Language studies (linguistics)
Language studies (linguistics)
Language studies (linguistics) conceive of human language as the basis of thinking and cognition, and indeed as a fundamental prerequisite for human existence and culture. Language itself – present and past – is consequently the subject of language studies. This includes all forms of spoken language, all forms of written language and also sign languages.
Language studies are concerned with investigating the building blocks of language and the rules according to which these are shaped into meaningful constructs; the way meaning is conveyed as language; the different practices, categories and media of communication; the historical emergence of language, taking account of cultural, social and medial factors; the internal differentiation of language in dialects and other varieties; the interaction of language and social realities; and the cognitive bases of human language ability
(language acquisition, language production, language reception).
Language studies utilize a wide variety of different methods, depending on the subject area and the precise question being asked. These include traditional philological methods of textual and discourse analysis – an area which operates in particularly close proximity to the interface with literature studies, the material basis of which covers not only literary texts but all forms of text and discourse. Furthermore, modern linguistics draws on the empirical methods used in the social sciences, including qualitative and quantitative surveys and evaluations as well as computer-based methods of documentation and analysis
Literature studies are concerned with the literature of the respective language. They cover forms of literary text (drama, poetry, fiction) that may be understood as cultural products of an aesthetic exploration of key questions about human existence and the social conditionality of human action.
The point of departure of literature studies is always the literary text, which is analysed in relation to different concepts of significance and examined in terms of its form, message, and cultural and social situatedness.
Theoretical literary positions permit a considered, methodological approach to textual analysis. They can adopt differing perspectives according to the research tradition and exact formulation of the questions: the textual perspective, which looks at the aesthetic, stylistic, rhetorical, genre-specific or intertextual qualities of the literary text; the author's perspective, which looks at the relationship between author and work; the reader's perspective, which looks at individual and collective literary reading experiences and constructions of meaning; and the contextual perspective, which looks at the historical situatedness of the text, its production and reception, as well as its mediality.

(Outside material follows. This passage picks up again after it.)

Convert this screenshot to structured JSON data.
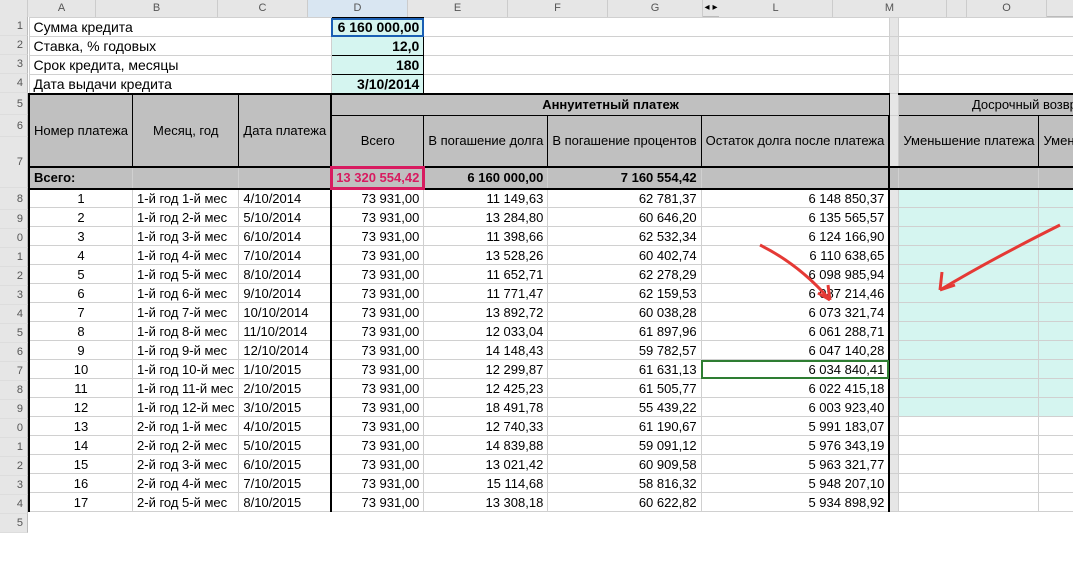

Literary studies relating to European languages usually differentiate between pre-modern and modern literature, with the dividing line set somewhere between the 15th and 17th centuries. The study of pre-modern literature is often known as medieval studies, in order to point up the interface with historical language studies.

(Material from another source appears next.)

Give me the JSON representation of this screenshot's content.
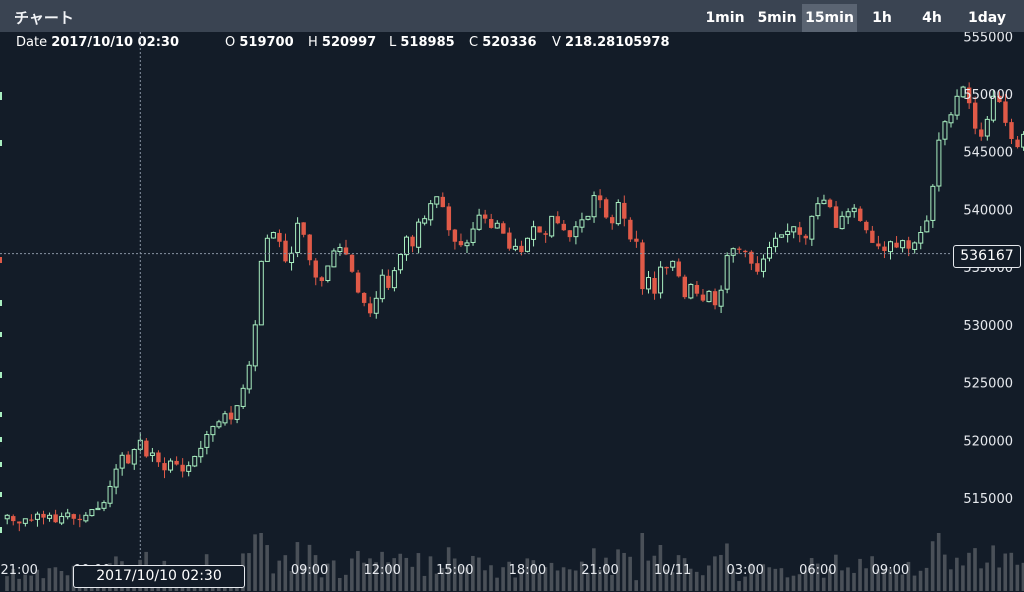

Studying texts from earlier periods requires "translation" in two respects: on the one hand it calls for knowledge of older forms of the corresponding language culture (e.g. Old English, Middle English or Old High German, Middle High German) which are taught as a separate part of the course. On the other hand, exploring older literary texts depends more heavily on an in-depth examination of the cultural, social and media-historical contexts of the periods in which they originate. These aspects need to be considered as a fundamental element of
literary production when investigating its literary-aesthetic outputs, in order to make the unfamiliarity of the older texts apparent and intelligible.
Language and literature studies are usually studied in relation to one specific language or group of languages, which may be European or non-European: e.g. German (German studies or German philology), English
(English studies or English philology), Nordic languages (Nordic philology or Nordic studies), Slavonic languages (Slavonic studies, Slavonic languages and literature). Romance language and literature studies are usually studied as part of Romance studies (French, Italian, Spanish, Portuguese, Rhaeto-Romanic) or in relation to a specific language (French studies, Spanish studies etc.), depending on the university. The study of non-European languages and literature, such as sinology (Chinese), Japanese studies (Japanese), Korean studies (Korean) and Arabic, usually also covers general social and cultural aspects from current or historical perspectives.
For the greek and latin language and literature studies see the following link (www.ch-antiquitas.ch).
However, in language and literature studies, research often focuses on cross-lingual ("interphilological") aspects. Language and literature studies can therefore often be studied cross-lingually within the framework of general language or general literature studies or similar courses designed to be "interphilological".